Orders to U.S. factories managed a slight gain in July as a surge in demand for commercial aircraft helped offset widespread weakness in other areas.

Factory orders edged up 0.1 percent, the first increase after two months of declines, the Commerce Department reported Thursday. But the strength came in the volatile transportation sector. Excluding transportation, orders were down 1.5 percent, the biggest drop in this category in 16 months.

Manufacturing has been the standout performer so far in this recovery with American companies benefiting from stronger growth in China and other developing nations, which has helped offset sluggish U.S. consumer demand.

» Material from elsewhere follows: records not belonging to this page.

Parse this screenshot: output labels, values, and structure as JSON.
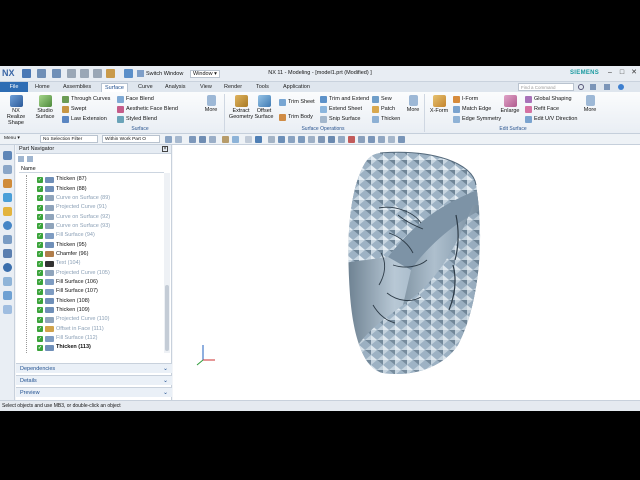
{
  "app": {
    "logo": "NX",
    "window_title": "NX 11 - Modeling - [model1.prt (Modified) ]",
    "brand": "SIEMENS",
    "switch_window": "Switch Window",
    "window_menu": "Window ▾"
  },
  "tabs": {
    "file": "File",
    "items": [
      "Home",
      "Assemblies",
      "Surface",
      "Curve",
      "Analysis",
      "View",
      "Render",
      "Tools",
      "Application"
    ],
    "active": "Surface",
    "find_placeholder": "Find a Command"
  },
  "ribbon": {
    "nx_realize": "NX Realize Shape",
    "studio_surface": "Studio Surface",
    "through_curves": "Through Curves",
    "swept": "Swept",
    "law_extension": "Law Extension",
    "face_blend": "Face Blend",
    "aesthetic_face_blend": "Aesthetic Face Blend",
    "styled_blend": "Styled Blend",
    "more1": "More",
    "surface_group": "Surface",
    "extract_geometry": "Extract Geometry",
    "offset_surface": "Offset Surface",
    "trim_sheet": "Trim Sheet",
    "trim_body": "Trim Body",
    "trim_and_extend": "Trim and Extend",
    "extend_sheet": "Extend Sheet",
    "snip_surface": "Snip Surface",
    "sew": "Sew",
    "patch": "Patch",
    "thicken": "Thicken",
    "more2": "More",
    "surface_operations_group": "Surface Operations",
    "x_form": "X-Form",
    "i_form": "I-Form",
    "match_edge": "Match Edge",
    "edge_symmetry": "Edge Symmetry",
    "enlarge": "Enlarge",
    "global_shaping": "Global Shaping",
    "refit_face": "Refit Face",
    "edit_uv_direction": "Edit U/V Direction",
    "more3": "More",
    "edit_surface_group": "Edit Surface"
  },
  "selection_bar": {
    "menu": "Menu ▾",
    "filter": "No Selection Filter",
    "scope": "Within Work Part O"
  },
  "navigator": {
    "title": "Part Navigator",
    "column_name": "Name",
    "items": [
      {
        "label": "Thicken (87)",
        "type": "thicken",
        "suppressed": false,
        "bold": false
      },
      {
        "label": "Thicken (88)",
        "type": "thicken",
        "suppressed": false,
        "bold": false
      },
      {
        "label": "Curve on Surface (89)",
        "type": "curve",
        "suppressed": true,
        "bold": false
      },
      {
        "label": "Projected Curve (91)",
        "type": "curve",
        "suppressed": true,
        "bold": false
      },
      {
        "label": "Curve on Surface (92)",
        "type": "curve",
        "suppressed": true,
        "bold": false
      },
      {
        "label": "Curve on Surface (93)",
        "type": "curve",
        "suppressed": true,
        "bold": false
      },
      {
        "label": "Fill Surface (94)",
        "type": "fill",
        "suppressed": true,
        "bold": false
      },
      {
        "label": "Thicken (95)",
        "type": "thicken",
        "suppressed": false,
        "bold": false
      },
      {
        "label": "Chamfer (96)",
        "type": "chamfer",
        "suppressed": false,
        "bold": false
      },
      {
        "label": "Text (104)",
        "type": "text",
        "suppressed": true,
        "bold": false
      },
      {
        "label": "Projected Curve (105)",
        "type": "curve",
        "suppressed": true,
        "bold": false
      },
      {
        "label": "Fill Surface (106)",
        "type": "fill",
        "suppressed": false,
        "bold": false
      },
      {
        "label": "Fill Surface (107)",
        "type": "fill",
        "suppressed": false,
        "bold": false
      },
      {
        "label": "Thicken (108)",
        "type": "thicken",
        "suppressed": false,
        "bold": false
      },
      {
        "label": "Thicken (109)",
        "type": "thicken",
        "suppressed": false,
        "bold": false
      },
      {
        "label": "Projected Curve (110)",
        "type": "curve",
        "suppressed": true,
        "bold": false
      },
      {
        "label": "Offset in Face (111)",
        "type": "offset",
        "suppressed": true,
        "bold": false
      },
      {
        "label": "Fill Surface (112)",
        "type": "fill",
        "suppressed": true,
        "bold": false
      },
      {
        "label": "Thicken (113)",
        "type": "thicken",
        "suppressed": false,
        "bold": true
      }
    ],
    "panels": [
      "Dependencies",
      "Details",
      "Preview"
    ]
  },
  "status": {
    "text": "Select objects and use MB3, or double-click an object"
  },
  "colors": {
    "accent": "#2e6db4",
    "model": "#9fb3c4",
    "checkmark": "#3aa33a"
  }
}
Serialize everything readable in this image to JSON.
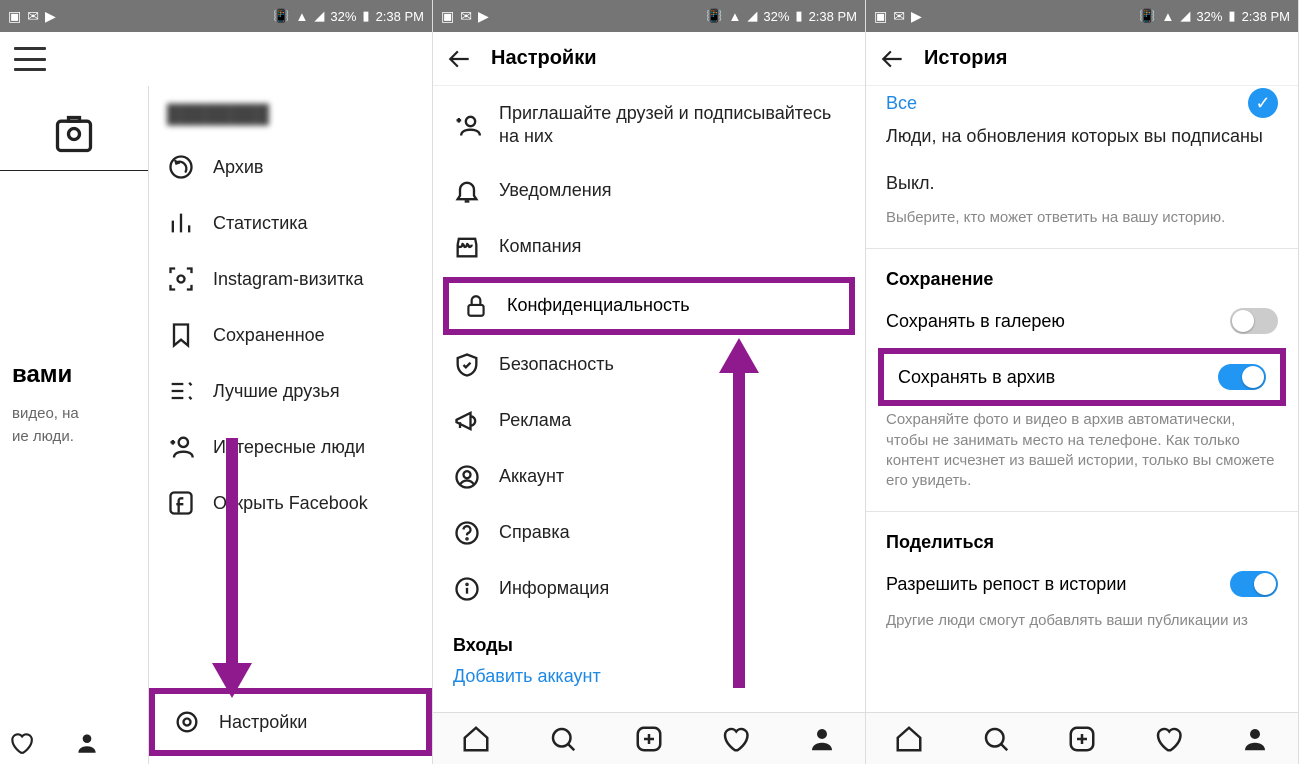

Concerns that manufacturing could be faltering were eased on Wednesday with a report from the Institute for Supply Management showing that its closely watched gauge of manufacturing activity posted a stronger-than-expected reading of 56.3 in August. Additionally, a manufacturing index for China also showed a solid gain and car sales in that country surged.

The Chinese activity was seen as encouraging for the global economy given that China is now the world's second biggest economy. Rapid growth in China has provided a market for U.S. and other foreign manufacturers.

The small rise in U.S. factory orders reflected an increase of 0.4 percent in demand for durable goods, products expected to last at least three years. That represented a slight upward revision from a preliminary report last week showing durable goods up 0.3 percent in July.

In addition to the 0.1 percent rise in total factory orders in July, the government revised the June figure to show a smaller 0.6 percent decline, just half the 1.2 percent drop originally reported. Government analysts said much of that revision reflected greater strength in machinery orders than initially estimated.

Theresa Chen, an economist at Barclays Capital, wrote in a research note that she is expecting slower growth in both orders and factory shipments in the July-to-September quarter compared to the more rapid increases that occurred in the second quarter.

Demand for nondurable goods, products from food to chemicals and clothing, were unchanged in July after a 1.1 percent drop in June.

The strength in durable goods came from a 12.9 percent rise in transportation orders as demand for commercial aircraft soared 75.9 percent. Orders for motor vehicles and parts rose 3.7 percent.

However, there were widespread declines in other categories. Orders for iron and steel were down 0.5 percent and demand for heavy machinery fell 13.6 percent.

Orders for computers dropped 18.2 percent while demand for nondefense communications equipment fell 1.4 percent and demand for furniture was off 4.7 percent, likely a reflection of the renewed weakness in housing sales.

In one troubling sign, orders for nondefense capital goods excluding aircraft, considered a good proxy for business investment plans, fell 7.2 percent in July after a gain of 3.6 percent in June.